## TRY IT
Send back the data below exactly. Drop every picture.

·····

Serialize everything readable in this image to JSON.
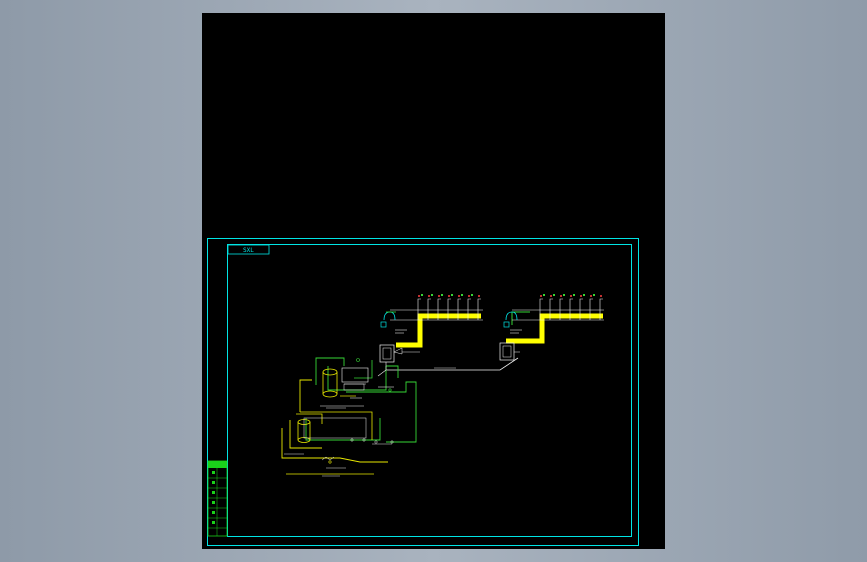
{
  "title_tag": "SXL",
  "colors": {
    "frame": "#00e5e5",
    "pipe_green": "#36d636",
    "pipe_yellow": "#e8e800",
    "pipe_white": "#f0f0f0",
    "riser_yellow": "#ffff00",
    "valve_red": "#ff4040",
    "title_block": "#1ad11a"
  }
}
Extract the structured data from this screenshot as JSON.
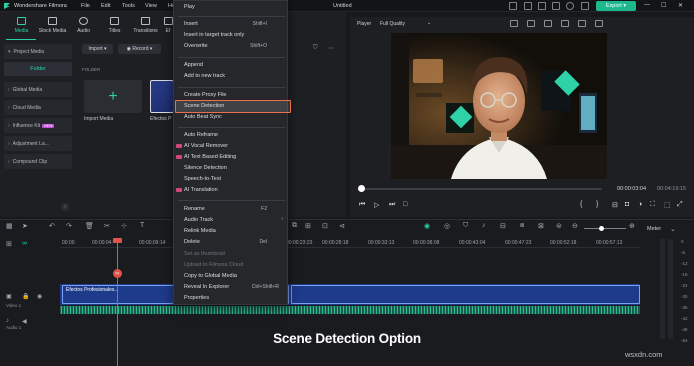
{
  "app": {
    "name": "Wondershare Filmora",
    "project": "Untitled"
  },
  "topmenu": [
    "File",
    "Edit",
    "Tools",
    "View",
    "He"
  ],
  "export_label": "Export",
  "colors": {
    "accent": "#2bd0a6",
    "highlight": "#e8734a",
    "export": "#1db88e",
    "track_video": "#1e3a8a"
  },
  "media_tabs": [
    {
      "label": "Media",
      "icon": "media-icon",
      "active": true
    },
    {
      "label": "Stock Media",
      "icon": "stock-media-icon",
      "active": false
    },
    {
      "label": "Audio",
      "icon": "music-note-icon",
      "active": false
    },
    {
      "label": "Titles",
      "icon": "text-icon",
      "active": false
    },
    {
      "label": "Transitions",
      "icon": "transitions-icon",
      "active": false
    },
    {
      "label": "Ef",
      "icon": "effects-icon",
      "active": false
    }
  ],
  "sidebar": {
    "project_media": "Project Media",
    "folder": "Folder",
    "items": [
      {
        "label": "Global Media"
      },
      {
        "label": "Cloud Media"
      },
      {
        "label": "Influence Kit",
        "badge": "NEW"
      },
      {
        "label": "Adjustment La..."
      },
      {
        "label": "Compound Clip"
      }
    ]
  },
  "media": {
    "import_btn": "Import",
    "record_btn": "Record",
    "folder_header": "FOLDER",
    "import_media": "Import Media",
    "clip_label": "Efectos P"
  },
  "player": {
    "label": "Player",
    "quality": "Full Quality",
    "current_time": "00:00:03:04",
    "total_time": "00:04:19:15",
    "scrub_progress": 0.01
  },
  "timeline": {
    "ticks": [
      "00:00",
      "00:00:04:",
      "00:00:09:14",
      "00:00:23:23",
      "00:00:28:18",
      "00:00:33:13",
      "00:00:38:08",
      "00:00:43:04",
      "00:00:47:23",
      "00:00:52:18",
      "00:00:57:13"
    ],
    "clip_name": "Efectos Profesionales...",
    "video_label": "Video 1",
    "audio_label": "Audio 1",
    "meter_label": "Meter",
    "meter_values": [
      "0",
      "-6",
      "-12",
      "-18",
      "-24",
      "-30",
      "-36",
      "-42",
      "-48",
      "-54"
    ]
  },
  "context_menu": {
    "items": [
      {
        "label": "Play",
        "shortcut": ""
      },
      {
        "label": "Insert",
        "shortcut": "Shift+I"
      },
      {
        "label": "Insert in target track only",
        "shortcut": ""
      },
      {
        "label": "Overwrite",
        "shortcut": "Shift+O"
      },
      {
        "label": "Append",
        "shortcut": ""
      },
      {
        "label": "Add to new track",
        "shortcut": ""
      },
      {
        "label": "Create Proxy File",
        "shortcut": ""
      },
      {
        "label": "Scene Detection",
        "shortcut": ""
      },
      {
        "label": "Auto Beat Sync",
        "shortcut": ""
      },
      {
        "label": "Auto Reframe",
        "shortcut": ""
      },
      {
        "label": "AI Vocal Remover",
        "shortcut": ""
      },
      {
        "label": "AI Text Based Editing",
        "shortcut": ""
      },
      {
        "label": "Silence Detection",
        "shortcut": ""
      },
      {
        "label": "Speech-to-Text",
        "shortcut": ""
      },
      {
        "label": "AI Translation",
        "shortcut": ""
      },
      {
        "label": "Rename",
        "shortcut": "F2"
      },
      {
        "label": "Audio Track",
        "shortcut": ""
      },
      {
        "label": "Relink Media",
        "shortcut": ""
      },
      {
        "label": "Delete",
        "shortcut": "Del"
      },
      {
        "label": "Set as thumbnail",
        "shortcut": ""
      },
      {
        "label": "Upload to Filmora Cloud",
        "shortcut": ""
      },
      {
        "label": "Copy to Global Media",
        "shortcut": ""
      },
      {
        "label": "Reveal In Explorer",
        "shortcut": "Ctrl+Shift+R"
      },
      {
        "label": "Properties",
        "shortcut": ""
      }
    ]
  },
  "caption": "Scene Detection Option",
  "watermark": "wsxdn.com"
}
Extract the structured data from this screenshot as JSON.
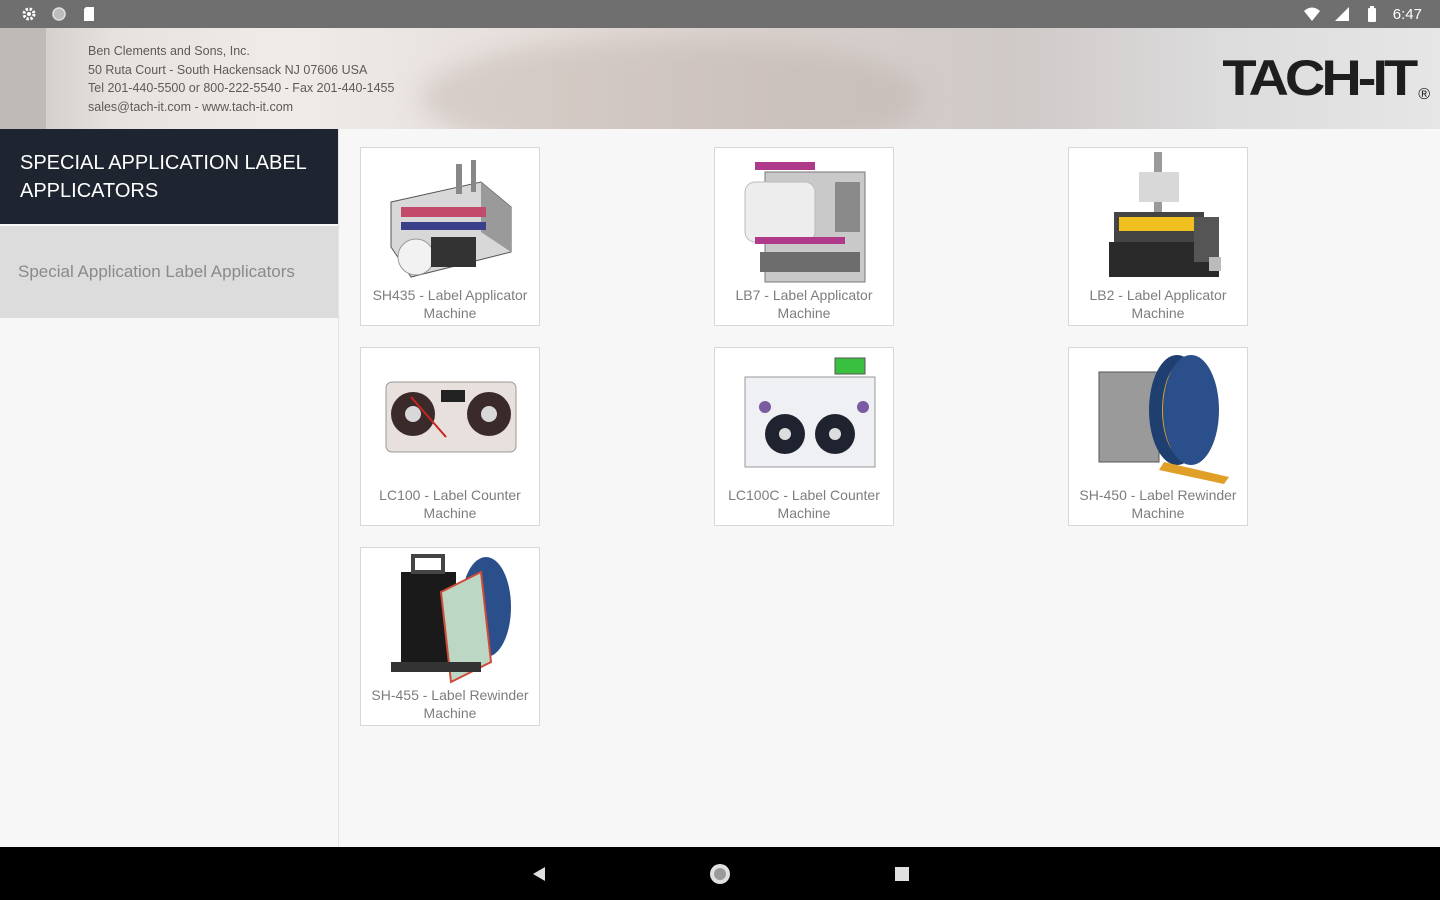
{
  "status_bar": {
    "left_icons": [
      "settings-icon",
      "circle-icon",
      "sd-card-icon"
    ],
    "right_icons": [
      "wifi-icon",
      "signal-icon",
      "battery-icon"
    ],
    "time": "6:47"
  },
  "header": {
    "company_lines": [
      "Ben Clements and Sons, Inc.",
      "50 Ruta Court - South Hackensack NJ 07606 USA",
      "Tel 201-440-5500 or 800-222-5540 - Fax 201-440-1455",
      "sales@tach-it.com - www.tach-it.com"
    ],
    "logo_text": "TACH-IT",
    "logo_mark": "®"
  },
  "sidebar": {
    "title": "SPECIAL APPLICATION LABEL APPLICATORS",
    "items": [
      {
        "label": "Special Application Label Applicators"
      }
    ]
  },
  "products": [
    {
      "label": "SH435 - Label Applicator Machine"
    },
    {
      "label": "LB7 - Label Applicator Machine"
    },
    {
      "label": "LB2 - Label Applicator Machine"
    },
    {
      "label": "LC100 - Label Counter Machine"
    },
    {
      "label": "LC100C - Label Counter Machine"
    },
    {
      "label": "SH-450 - Label Rewinder Machine"
    },
    {
      "label": "SH-455 - Label Rewinder Machine"
    }
  ],
  "nav_bar": {
    "buttons": [
      "back-icon",
      "home-icon",
      "recents-icon"
    ]
  }
}
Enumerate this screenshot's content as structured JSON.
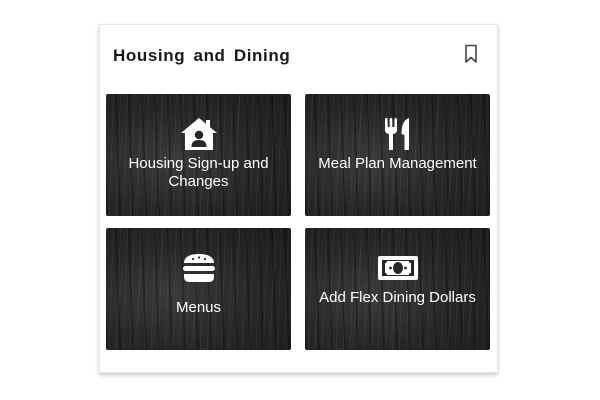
{
  "card": {
    "title": "Housing and Dining",
    "bookmark_icon": "bookmark-outline-icon"
  },
  "tiles": [
    {
      "label": "Housing Sign-up and Changes",
      "icon": "house-user-icon"
    },
    {
      "label": "Meal Plan Management",
      "icon": "fork-knife-icon"
    },
    {
      "label": "Menus",
      "icon": "burger-icon"
    },
    {
      "label": "Add Flex Dining Dollars",
      "icon": "money-bill-icon"
    }
  ],
  "colors": {
    "tile_background": "#262626",
    "tile_text": "#ffffff",
    "title_text": "#1a1a1a"
  }
}
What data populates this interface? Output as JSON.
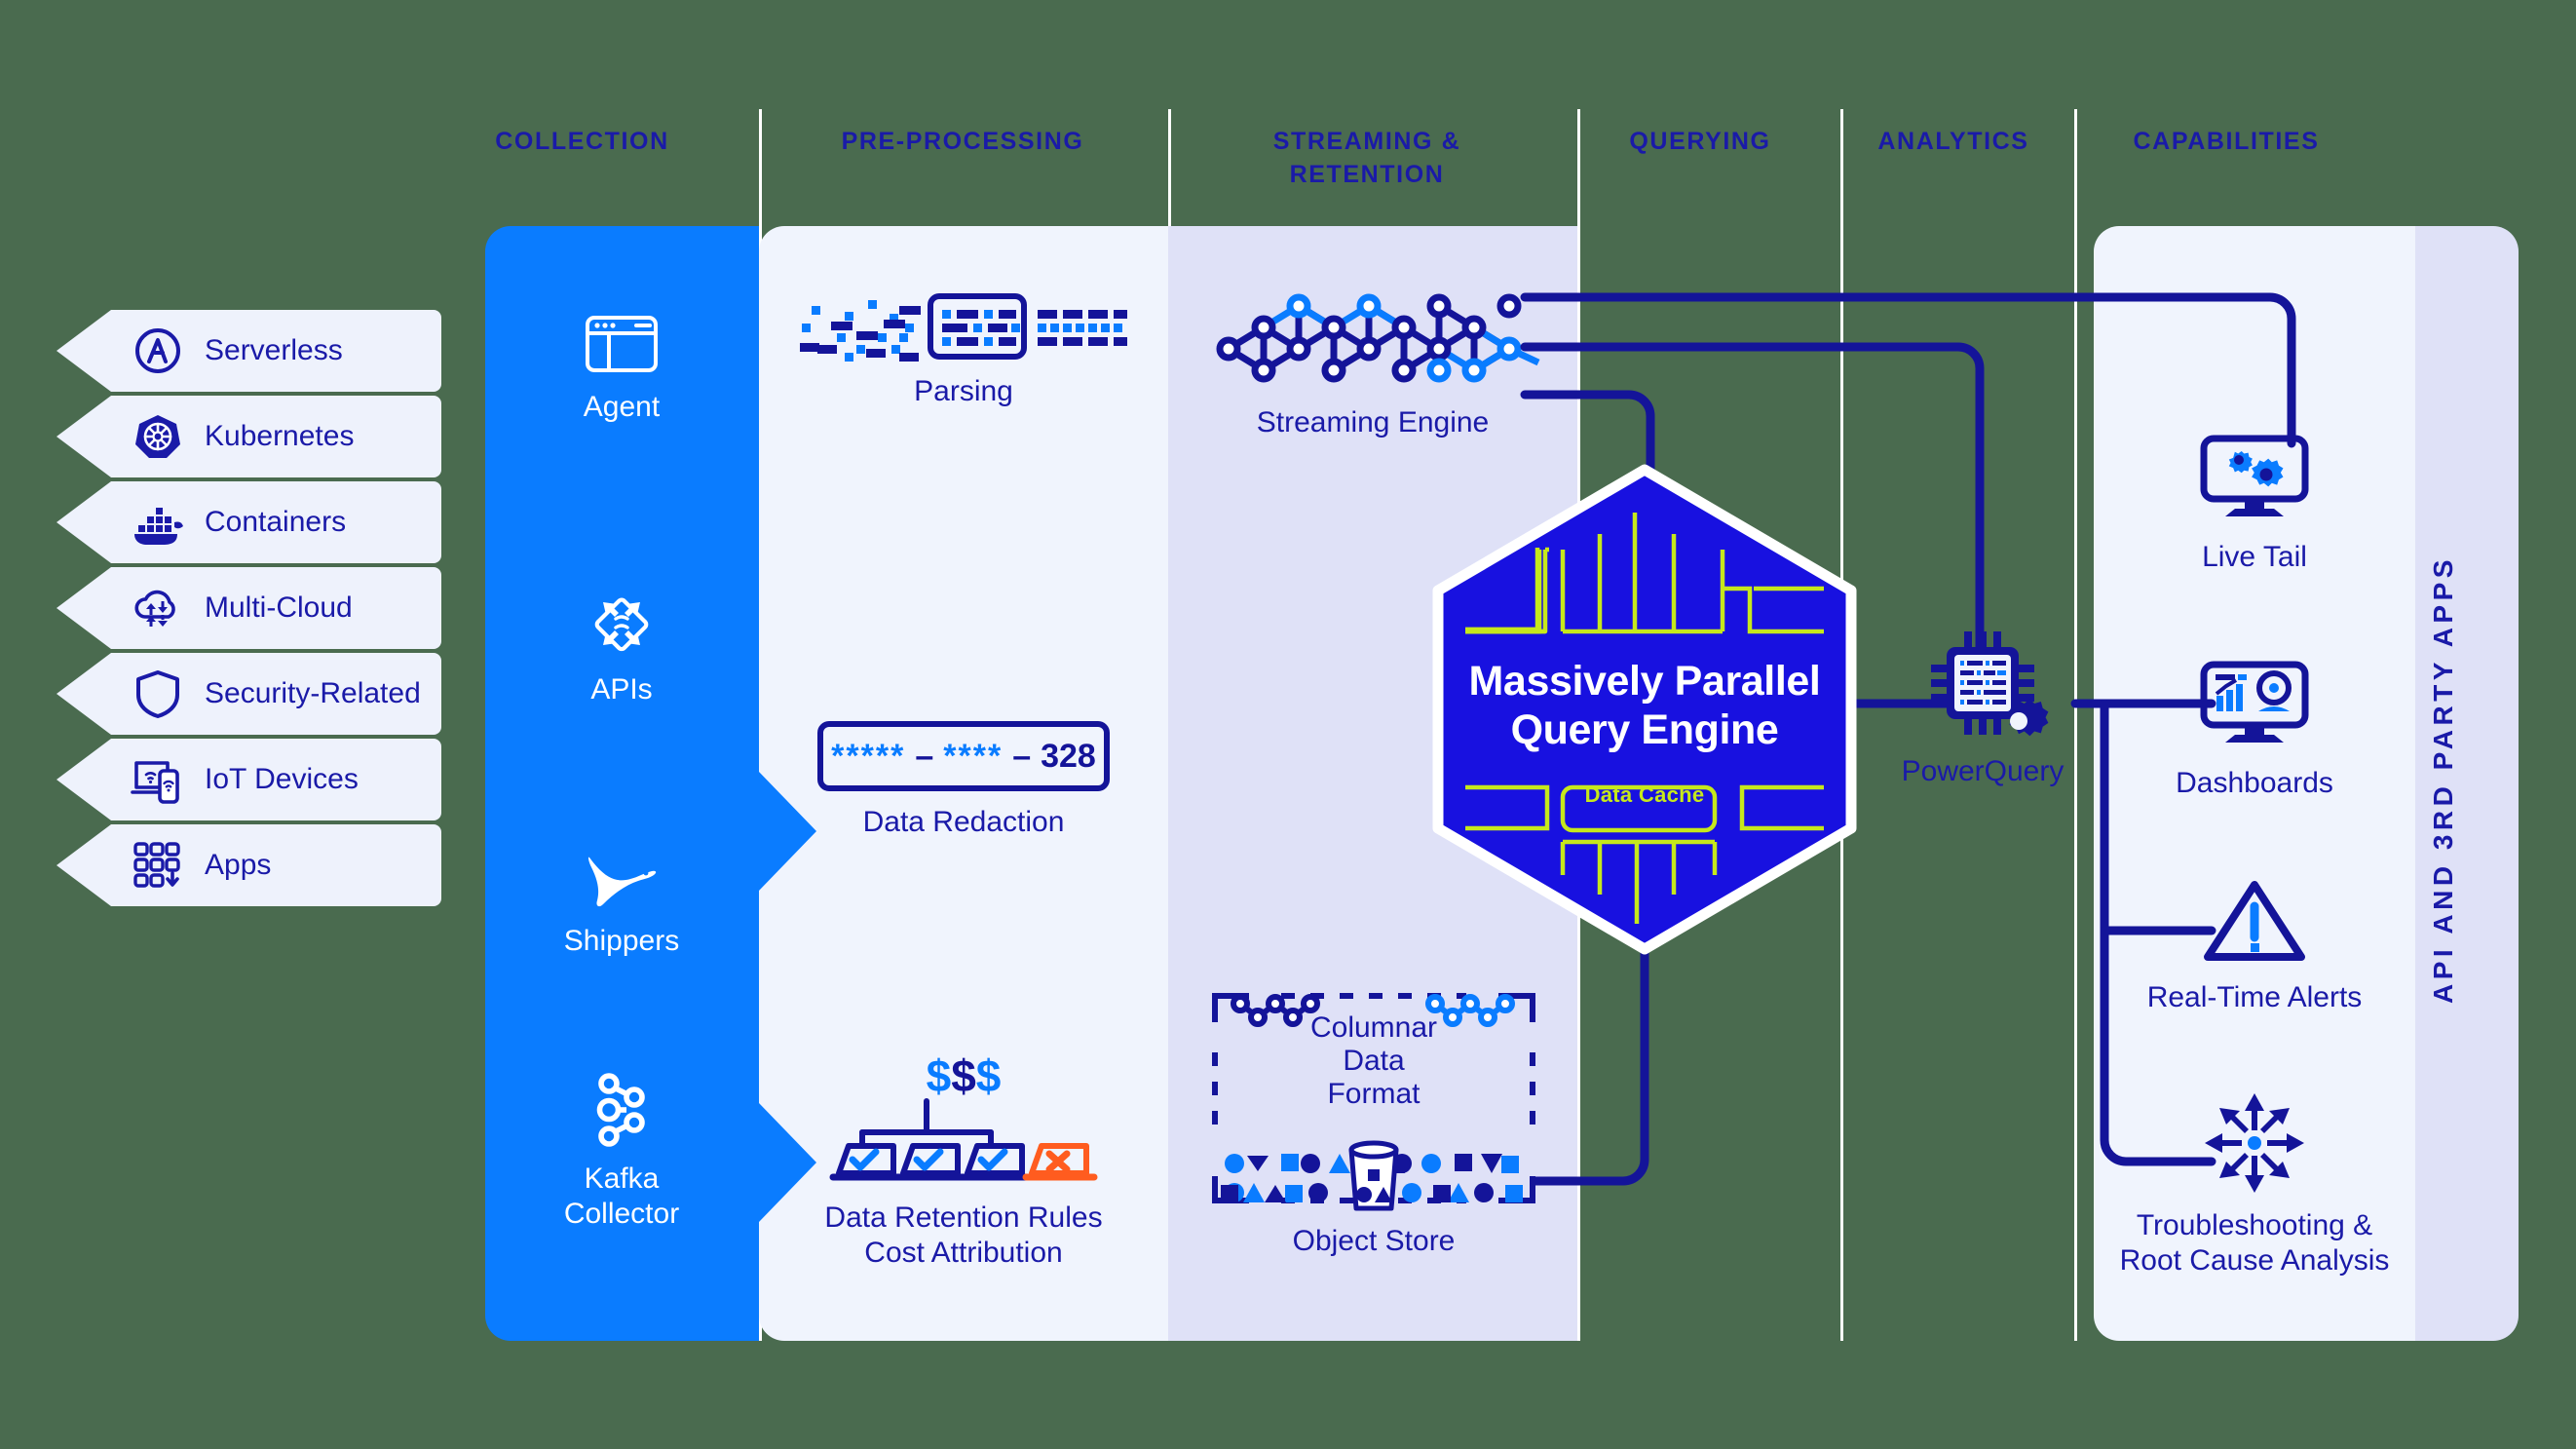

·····

## WRITTEN RESPONSE
Serialize everything readable in this image to JSON.
{
  "title_tag": "SXL",
  "colors": {
    "frame": "#00e5e5",
    "pipe_green": "#36d636",
    "pipe_yellow": "#e8e800",
    "pipe_white": "#f0f0f0",
    "riser_yellow": "#ffff00",
    "valve_red": "#ff4040",
    "title_block": "#1ad11a"
  }
}
Extract the structured data from this screenshot as JSON.
{
  "app": {
    "name": "Wondershare Filmora",
    "project": "Untitled"
  },
  "topmenu": [
    "File",
    "Edit",
    "Tools",
    "View",
    "He"
  ],
  "export_label": "Export",
  "colors": {
    "accent": "#2bd0a6",
    "highlight": "#e8734a",
    "export": "#1db88e",
    "track_video": "#1e3a8a"
  },
  "media_tabs": [
    {
      "label": "Media",
      "icon": "media-icon",
      "active": true
    },
    {
      "label": "Stock Media",
      "icon": "stock-media-icon",
      "active": false
    },
    {
      "label": "Audio",
      "icon": "music-note-icon",
      "active": false
    },
    {
      "label": "Titles",
      "icon": "text-icon",
      "active": false
    },
    {
      "label": "Transitions",
      "icon": "transitions-icon",
      "active": false
    },
    {
      "label": "Ef",
      "icon": "effects-icon",
      "active": false
    }
  ],
  "sidebar": {
    "project_media": "Project Media",
    "folder": "Folder",
    "items": [
      {
        "label": "Global Media"
      },
      {
        "label": "Cloud Media"
      },
      {
        "label": "Influence Kit",
        "badge": "NEW"
      },
      {
        "label": "Adjustment La..."
      },
      {
        "label": "Compound Clip"
      }
    ]
  },
  "media": {
    "import_btn": "Import",
    "record_btn": "Record",
    "folder_header": "FOLDER",
    "import_media": "Import Media",
    "clip_label": "Efectos P"
  },
  "player": {
    "label": "Player",
    "quality": "Full Quality",
    "current_time": "00:00:03:04",
    "total_time": "00:04:19:15",
    "scrub_progress": 0.01
  },
  "timeline": {
    "ticks": [
      "00:00",
      "00:00:04:",
      "00:00:09:14",
      "00:00:23:23",
      "00:00:28:18",
      "00:00:33:13",
      "00:00:38:08",
      "00:00:43:04",
      "00:00:47:23",
      "00:00:52:18",
      "00:00:57:13"
    ],
    "clip_name": "Efectos Profesionales...",
    "video_label": "Video 1",
    "audio_label": "Audio 1",
    "meter_label": "Meter",
    "meter_values": [
      "0",
      "-6",
      "-12",
      "-18",
      "-24",
      "-30",
      "-36",
      "-42",
      "-48",
      "-54"
    ]
  },
  "context_menu": {
    "items": [
      {
        "label": "Play",
        "shortcut": ""
      },
      {
        "label": "Insert",
        "shortcut": "Shift+I"
      },
      {
        "label": "Insert in target track only",
        "shortcut": ""
      },
      {
        "label": "Overwrite",
        "shortcut": "Shift+O"
      },
      {
        "label": "Append",
        "shortcut": ""
      },
      {
        "label": "Add to new track",
        "shortcut": ""
      },
      {
        "label": "Create Proxy File",
        "shortcut": ""
      },
      {
        "label": "Scene Detection",
        "shortcut": ""
      },
      {
        "label": "Auto Beat Sync",
        "shortcut": ""
      },
      {
        "label": "Auto Reframe",
        "shortcut": ""
      },
      {
        "label": "AI Vocal Remover",
        "shortcut": ""
      },
      {
        "label": "AI Text Based Editing",
        "shortcut": ""
      },
      {
        "label": "Silence Detection",
        "shortcut": ""
      },
      {
        "label": "Speech-to-Text",
        "shortcut": ""
      },
      {
        "label": "AI Translation",
        "shortcut": ""
      },
      {
        "label": "Rename",
        "shortcut": "F2"
      },
      {
        "label": "Audio Track",
        "shortcut": ""
      },
      {
        "label": "Relink Media",
        "shortcut": ""
      },
      {
        "label": "Delete",
        "shortcut": "Del"
      },
      {
        "label": "Set as thumbnail",
        "shortcut": ""
      },
      {
        "label": "Upload to Filmora Cloud",
        "shortcut": ""
      },
      {
        "label": "Copy to Global Media",
        "shortcut": ""
      },
      {
        "label": "Reveal In Explorer",
        "shortcut": "Ctrl+Shift+R"
      },
      {
        "label": "Properties",
        "shortcut": ""
      }
    ]
  },
  "caption": "Scene Detection Option",
  "watermark": "wsxdn.com"
}
Extract the structured data from this screenshot as JSON.
{
  "status_bar": {
    "left_icons": [
      "settings-icon",
      "circle-icon",
      "sd-card-icon"
    ],
    "right_icons": [
      "wifi-icon",
      "signal-icon",
      "battery-icon"
    ],
    "time": "6:47"
  },
  "header": {
    "company_lines": [
      "Ben Clements and Sons, Inc.",
      "50 Ruta Court - South Hackensack NJ 07606 USA",
      "Tel 201-440-5500 or 800-222-5540 - Fax 201-440-1455",
      "sales@tach-it.com - www.tach-it.com"
    ],
    "logo_text": "TACH-IT",
    "logo_mark": "®"
  },
  "sidebar": {
    "title": "SPECIAL APPLICATION LABEL APPLICATORS",
    "items": [
      {
        "label": "Special Application Label Applicators"
      }
    ]
  },
  "products": [
    {
      "label": "SH435 - Label Applicator Machine"
    },
    {
      "label": "LB7 - Label Applicator Machine"
    },
    {
      "label": "LB2 - Label Applicator Machine"
    },
    {
      "label": "LC100 - Label Counter Machine"
    },
    {
      "label": "LC100C - Label Counter Machine"
    },
    {
      "label": "SH-450 - Label Rewinder Machine"
    },
    {
      "label": "SH-455 - Label Rewinder Machine"
    }
  ],
  "nav_bar": {
    "buttons": [
      "back-icon",
      "home-icon",
      "recents-icon"
    ]
  }
}
Enumerate this screenshot's content as structured JSON.
{
  "card": {
    "title": "Housing and Dining",
    "bookmark_icon": "bookmark-outline-icon"
  },
  "tiles": [
    {
      "label": "Housing Sign-up and Changes",
      "icon": "house-user-icon"
    },
    {
      "label": "Meal Plan Management",
      "icon": "fork-knife-icon"
    },
    {
      "label": "Menus",
      "icon": "burger-icon"
    },
    {
      "label": "Add Flex Dining Dollars",
      "icon": "money-bill-icon"
    }
  ],
  "colors": {
    "tile_background": "#262626",
    "tile_text": "#ffffff",
    "title_text": "#1a1a1a"
  }
}
What data populates this interface? Output as JSON.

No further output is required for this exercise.